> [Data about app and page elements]
::::
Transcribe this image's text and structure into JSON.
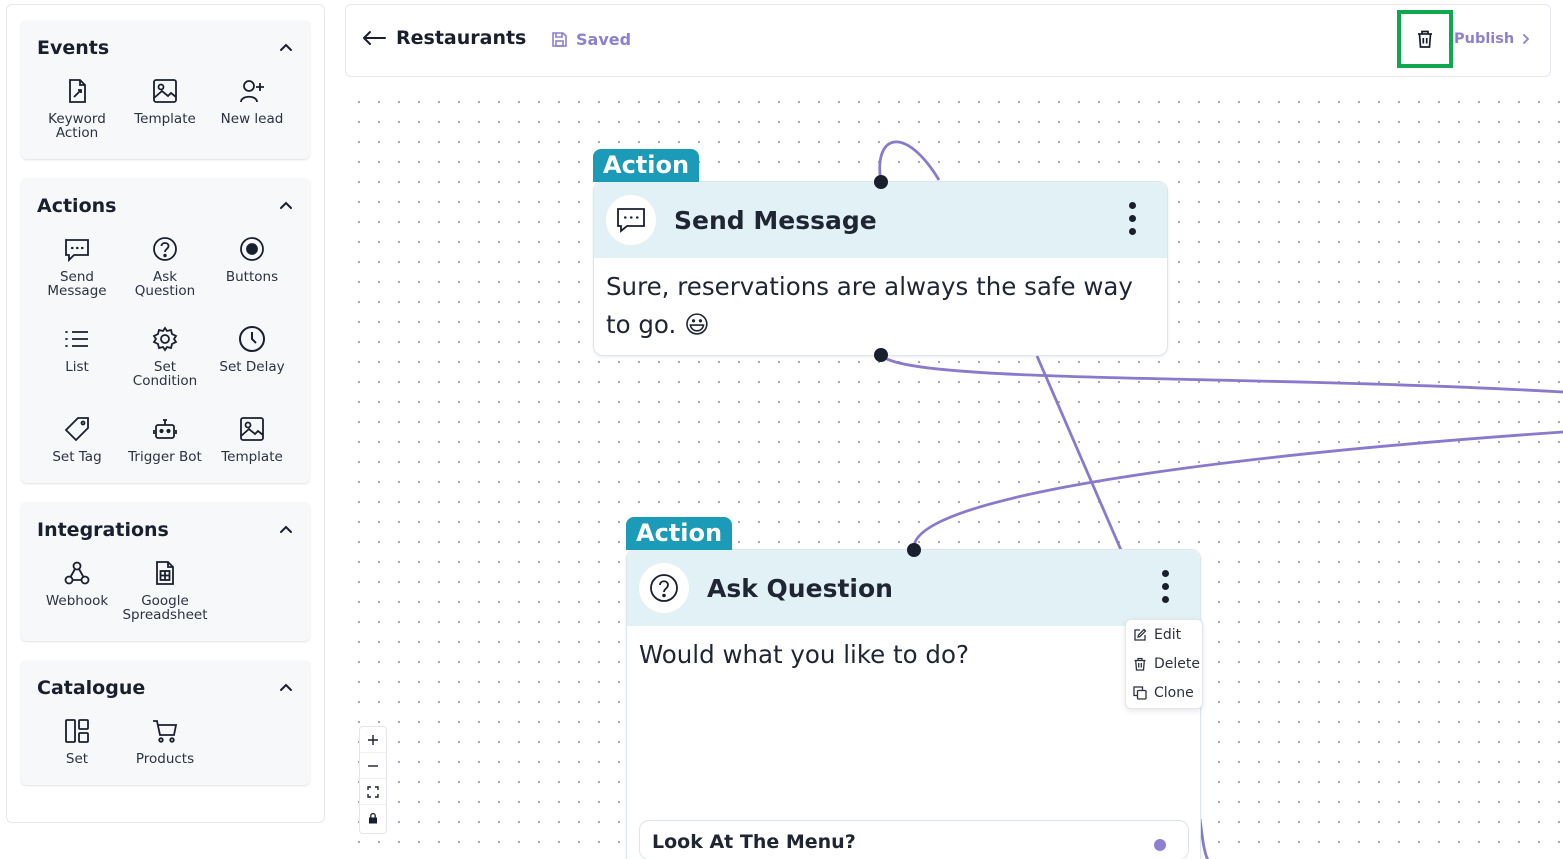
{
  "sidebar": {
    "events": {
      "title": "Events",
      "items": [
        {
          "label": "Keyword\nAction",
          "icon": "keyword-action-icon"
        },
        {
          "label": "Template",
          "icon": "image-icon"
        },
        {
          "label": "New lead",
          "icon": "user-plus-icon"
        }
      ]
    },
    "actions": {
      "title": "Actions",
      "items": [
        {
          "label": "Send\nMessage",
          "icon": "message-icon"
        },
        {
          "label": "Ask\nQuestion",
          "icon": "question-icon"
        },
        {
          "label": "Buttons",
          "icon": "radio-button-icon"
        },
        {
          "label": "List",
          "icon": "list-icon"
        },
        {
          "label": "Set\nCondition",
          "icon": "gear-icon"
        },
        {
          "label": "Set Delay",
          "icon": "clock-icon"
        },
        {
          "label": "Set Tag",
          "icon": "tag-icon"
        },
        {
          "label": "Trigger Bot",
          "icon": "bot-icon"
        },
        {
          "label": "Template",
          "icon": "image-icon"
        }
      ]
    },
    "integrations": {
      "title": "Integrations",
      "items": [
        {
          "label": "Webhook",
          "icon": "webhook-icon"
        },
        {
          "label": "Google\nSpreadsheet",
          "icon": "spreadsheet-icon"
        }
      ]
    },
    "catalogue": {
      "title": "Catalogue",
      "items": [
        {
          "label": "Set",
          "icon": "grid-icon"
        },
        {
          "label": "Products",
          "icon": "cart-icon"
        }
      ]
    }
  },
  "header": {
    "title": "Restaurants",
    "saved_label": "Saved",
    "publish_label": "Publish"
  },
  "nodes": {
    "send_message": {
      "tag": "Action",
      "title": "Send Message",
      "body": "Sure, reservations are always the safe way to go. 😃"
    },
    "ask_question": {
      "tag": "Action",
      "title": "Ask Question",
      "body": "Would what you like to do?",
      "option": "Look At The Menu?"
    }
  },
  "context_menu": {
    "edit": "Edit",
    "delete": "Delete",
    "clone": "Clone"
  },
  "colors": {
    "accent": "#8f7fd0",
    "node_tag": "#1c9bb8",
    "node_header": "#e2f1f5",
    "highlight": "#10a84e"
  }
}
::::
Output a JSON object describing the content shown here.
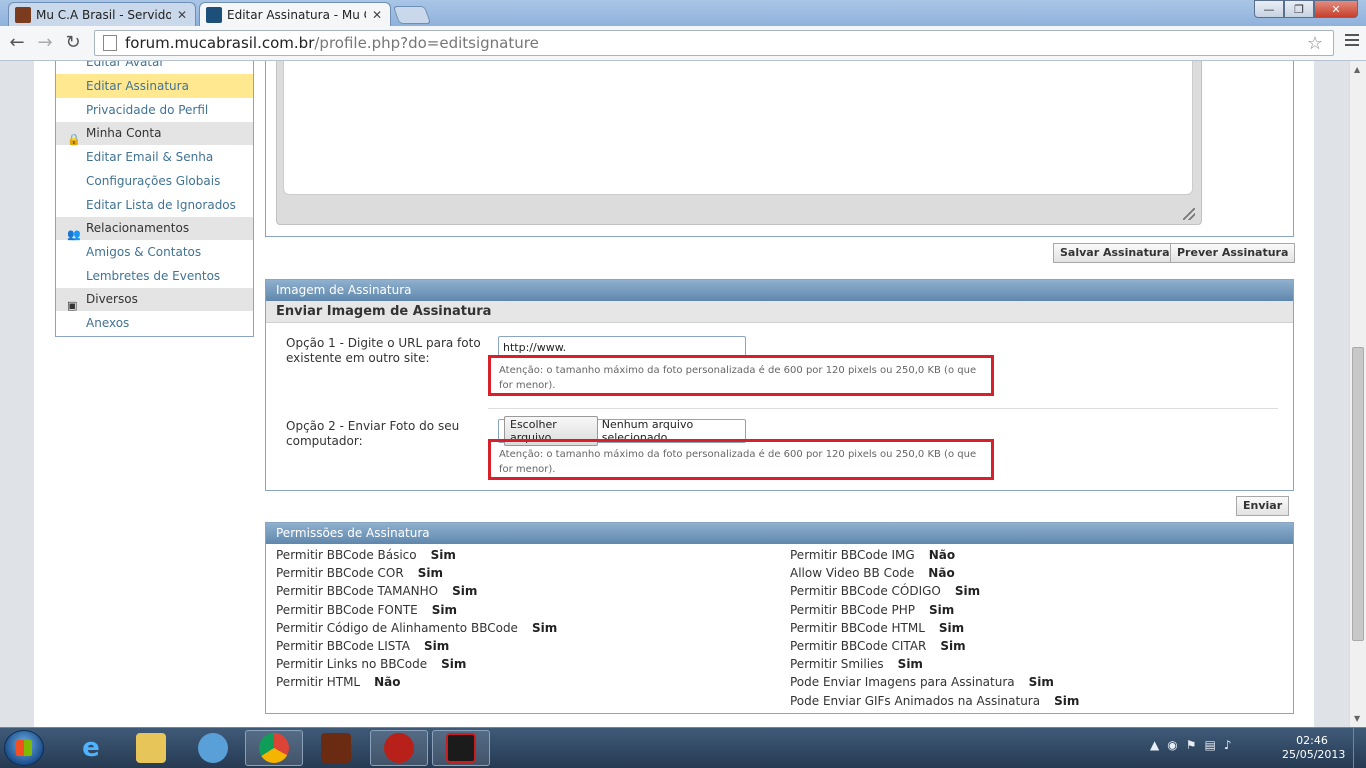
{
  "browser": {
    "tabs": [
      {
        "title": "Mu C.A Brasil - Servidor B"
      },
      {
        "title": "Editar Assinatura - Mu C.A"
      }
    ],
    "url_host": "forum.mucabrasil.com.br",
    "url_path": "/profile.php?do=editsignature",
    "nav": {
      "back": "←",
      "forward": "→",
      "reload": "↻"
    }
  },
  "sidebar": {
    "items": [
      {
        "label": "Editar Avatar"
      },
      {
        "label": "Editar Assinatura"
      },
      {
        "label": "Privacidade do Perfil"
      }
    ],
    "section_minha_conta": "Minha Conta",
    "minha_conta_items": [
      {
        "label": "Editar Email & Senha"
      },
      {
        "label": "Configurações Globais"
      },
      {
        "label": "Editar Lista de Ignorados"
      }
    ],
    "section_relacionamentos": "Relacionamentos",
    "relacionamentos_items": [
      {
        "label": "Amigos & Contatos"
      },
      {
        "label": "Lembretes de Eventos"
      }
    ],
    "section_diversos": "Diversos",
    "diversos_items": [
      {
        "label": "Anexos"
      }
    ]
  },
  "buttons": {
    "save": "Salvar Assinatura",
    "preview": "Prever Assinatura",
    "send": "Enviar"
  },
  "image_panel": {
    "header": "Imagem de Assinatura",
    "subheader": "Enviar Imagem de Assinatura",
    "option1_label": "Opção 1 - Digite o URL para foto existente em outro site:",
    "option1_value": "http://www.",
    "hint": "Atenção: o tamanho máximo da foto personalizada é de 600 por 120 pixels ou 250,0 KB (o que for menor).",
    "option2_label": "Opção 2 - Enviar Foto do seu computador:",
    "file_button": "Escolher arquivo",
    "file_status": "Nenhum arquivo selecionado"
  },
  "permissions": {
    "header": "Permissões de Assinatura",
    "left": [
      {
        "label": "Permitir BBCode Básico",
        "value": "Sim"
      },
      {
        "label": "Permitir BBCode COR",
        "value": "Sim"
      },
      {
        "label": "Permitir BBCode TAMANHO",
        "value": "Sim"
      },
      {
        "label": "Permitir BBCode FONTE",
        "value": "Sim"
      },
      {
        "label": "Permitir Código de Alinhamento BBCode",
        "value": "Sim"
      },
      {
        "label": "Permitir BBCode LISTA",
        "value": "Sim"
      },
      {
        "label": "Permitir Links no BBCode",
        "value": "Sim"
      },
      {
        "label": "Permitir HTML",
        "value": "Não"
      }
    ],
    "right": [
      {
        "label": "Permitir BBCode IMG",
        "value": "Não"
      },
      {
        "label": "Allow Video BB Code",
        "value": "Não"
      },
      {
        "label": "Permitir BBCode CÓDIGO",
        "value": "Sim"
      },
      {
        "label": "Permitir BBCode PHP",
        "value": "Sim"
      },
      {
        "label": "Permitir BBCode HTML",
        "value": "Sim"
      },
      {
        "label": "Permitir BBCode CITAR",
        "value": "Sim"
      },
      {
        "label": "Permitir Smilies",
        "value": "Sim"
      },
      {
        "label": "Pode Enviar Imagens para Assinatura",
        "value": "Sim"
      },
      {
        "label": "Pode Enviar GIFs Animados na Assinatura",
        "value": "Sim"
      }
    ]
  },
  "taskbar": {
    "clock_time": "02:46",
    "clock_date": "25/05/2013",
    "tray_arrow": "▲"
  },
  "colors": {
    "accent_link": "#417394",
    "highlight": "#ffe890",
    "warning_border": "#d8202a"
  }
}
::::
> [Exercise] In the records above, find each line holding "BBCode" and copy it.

> [Answer section]
        "label": "Permitir BBCode Básico",
        "label": "Permitir BBCode COR",
        "label": "Permitir BBCode TAMANHO",
        "label": "Permitir BBCode FONTE",
        "label": "Permitir Código de Alinhamento BBCode",
        "label": "Permitir BBCode LISTA",
        "label": "Permitir Links no BBCode",
        "label": "Permitir BBCode IMG",
        "label": "Permitir BBCode CÓDIGO",
        "label": "Permitir BBCode PHP",
        "label": "Permitir BBCode HTML",
        "label": "Permitir BBCode CITAR",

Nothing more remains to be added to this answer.